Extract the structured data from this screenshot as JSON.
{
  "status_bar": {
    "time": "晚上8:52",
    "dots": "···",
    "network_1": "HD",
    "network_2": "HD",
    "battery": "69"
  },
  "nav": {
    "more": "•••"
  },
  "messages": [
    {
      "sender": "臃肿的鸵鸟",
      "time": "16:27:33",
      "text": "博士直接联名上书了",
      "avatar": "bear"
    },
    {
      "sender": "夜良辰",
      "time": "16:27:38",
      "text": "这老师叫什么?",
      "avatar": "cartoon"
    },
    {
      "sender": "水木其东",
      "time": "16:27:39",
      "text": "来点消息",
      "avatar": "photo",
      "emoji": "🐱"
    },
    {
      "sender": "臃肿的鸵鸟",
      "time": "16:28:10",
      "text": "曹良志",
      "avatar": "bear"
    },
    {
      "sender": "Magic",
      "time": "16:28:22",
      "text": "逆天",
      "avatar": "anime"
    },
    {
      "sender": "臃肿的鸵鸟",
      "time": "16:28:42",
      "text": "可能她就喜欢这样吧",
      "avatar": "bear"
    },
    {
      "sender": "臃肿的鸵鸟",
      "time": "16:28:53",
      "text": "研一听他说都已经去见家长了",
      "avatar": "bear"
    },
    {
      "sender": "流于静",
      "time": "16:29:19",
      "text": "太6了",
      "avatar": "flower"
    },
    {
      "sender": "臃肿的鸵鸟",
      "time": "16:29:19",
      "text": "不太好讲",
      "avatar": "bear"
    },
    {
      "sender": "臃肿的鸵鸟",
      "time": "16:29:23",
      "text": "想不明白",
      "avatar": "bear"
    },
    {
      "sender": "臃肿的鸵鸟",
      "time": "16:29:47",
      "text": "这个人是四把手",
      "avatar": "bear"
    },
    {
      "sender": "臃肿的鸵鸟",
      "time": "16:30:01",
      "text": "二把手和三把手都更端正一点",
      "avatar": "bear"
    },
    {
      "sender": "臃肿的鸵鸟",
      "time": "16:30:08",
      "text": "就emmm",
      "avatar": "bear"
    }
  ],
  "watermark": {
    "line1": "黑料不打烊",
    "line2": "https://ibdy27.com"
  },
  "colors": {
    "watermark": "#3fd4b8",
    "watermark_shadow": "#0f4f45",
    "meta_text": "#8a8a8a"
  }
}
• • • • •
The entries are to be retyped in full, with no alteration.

▸ Answer for the task:
Extract the structured data from this screenshot as JSON.
{
  "status_bar": {
    "time": "晚上8:52",
    "dots": "···",
    "network_1": "HD",
    "network_2": "HD",
    "battery": "69"
  },
  "nav": {
    "more": "•••"
  },
  "messages": [
    {
      "sender": "臃肿的鸵鸟",
      "time": "16:27:33",
      "text": "博士直接联名上书了",
      "avatar": "bear"
    },
    {
      "sender": "夜良辰",
      "time": "16:27:38",
      "text": "这老师叫什么?",
      "avatar": "cartoon"
    },
    {
      "sender": "水木其东",
      "time": "16:27:39",
      "text": "来点消息",
      "avatar": "photo",
      "emoji": "🐱"
    },
    {
      "sender": "臃肿的鸵鸟",
      "time": "16:28:10",
      "text": "曹良志",
      "avatar": "bear"
    },
    {
      "sender": "Magic",
      "time": "16:28:22",
      "text": "逆天",
      "avatar": "anime"
    },
    {
      "sender": "臃肿的鸵鸟",
      "time": "16:28:42",
      "text": "可能她就喜欢这样吧",
      "avatar": "bear"
    },
    {
      "sender": "臃肿的鸵鸟",
      "time": "16:28:53",
      "text": "研一听他说都已经去见家长了",
      "avatar": "bear"
    },
    {
      "sender": "流于静",
      "time": "16:29:19",
      "text": "太6了",
      "avatar": "flower"
    },
    {
      "sender": "臃肿的鸵鸟",
      "time": "16:29:19",
      "text": "不太好讲",
      "avatar": "bear"
    },
    {
      "sender": "臃肿的鸵鸟",
      "time": "16:29:23",
      "text": "想不明白",
      "avatar": "bear"
    },
    {
      "sender": "臃肿的鸵鸟",
      "time": "16:29:47",
      "text": "这个人是四把手",
      "avatar": "bear"
    },
    {
      "sender": "臃肿的鸵鸟",
      "time": "16:30:01",
      "text": "二把手和三把手都更端正一点",
      "avatar": "bear"
    },
    {
      "sender": "臃肿的鸵鸟",
      "time": "16:30:08",
      "text": "就emmm",
      "avatar": "bear"
    }
  ],
  "watermark": {
    "line1": "黑料不打烊",
    "line2": "https://ibdy27.com"
  },
  "colors": {
    "watermark": "#3fd4b8",
    "watermark_shadow": "#0f4f45",
    "meta_text": "#8a8a8a"
  }
}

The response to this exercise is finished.